_SUPPLIED DATA_

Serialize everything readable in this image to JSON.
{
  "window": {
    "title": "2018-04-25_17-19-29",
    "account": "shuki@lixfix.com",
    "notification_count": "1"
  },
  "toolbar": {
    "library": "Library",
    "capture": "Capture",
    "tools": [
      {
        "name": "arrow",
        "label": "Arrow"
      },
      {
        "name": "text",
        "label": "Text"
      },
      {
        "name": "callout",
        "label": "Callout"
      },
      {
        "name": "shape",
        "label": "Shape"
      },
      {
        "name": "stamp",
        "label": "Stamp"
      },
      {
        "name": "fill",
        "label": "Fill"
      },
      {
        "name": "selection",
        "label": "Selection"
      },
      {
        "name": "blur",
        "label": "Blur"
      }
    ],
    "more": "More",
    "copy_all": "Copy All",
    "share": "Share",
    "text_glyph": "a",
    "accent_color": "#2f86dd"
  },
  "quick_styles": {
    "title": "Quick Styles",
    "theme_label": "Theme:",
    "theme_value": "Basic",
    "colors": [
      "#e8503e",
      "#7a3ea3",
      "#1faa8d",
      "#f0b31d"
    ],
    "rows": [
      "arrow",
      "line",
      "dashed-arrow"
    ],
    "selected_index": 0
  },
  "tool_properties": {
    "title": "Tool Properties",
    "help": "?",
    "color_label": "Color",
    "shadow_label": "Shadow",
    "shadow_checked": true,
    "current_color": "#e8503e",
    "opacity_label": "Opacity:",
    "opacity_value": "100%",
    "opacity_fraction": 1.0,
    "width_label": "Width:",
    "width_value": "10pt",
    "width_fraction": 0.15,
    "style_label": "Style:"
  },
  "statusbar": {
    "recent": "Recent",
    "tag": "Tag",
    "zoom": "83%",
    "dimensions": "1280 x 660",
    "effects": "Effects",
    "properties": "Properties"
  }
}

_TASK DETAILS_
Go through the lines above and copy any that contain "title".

_OUTPUT OF THE EXERCISE_
    "title": "2018-04-25_17-19-29",
    "title": "Quick Styles",
    "title": "Tool Properties",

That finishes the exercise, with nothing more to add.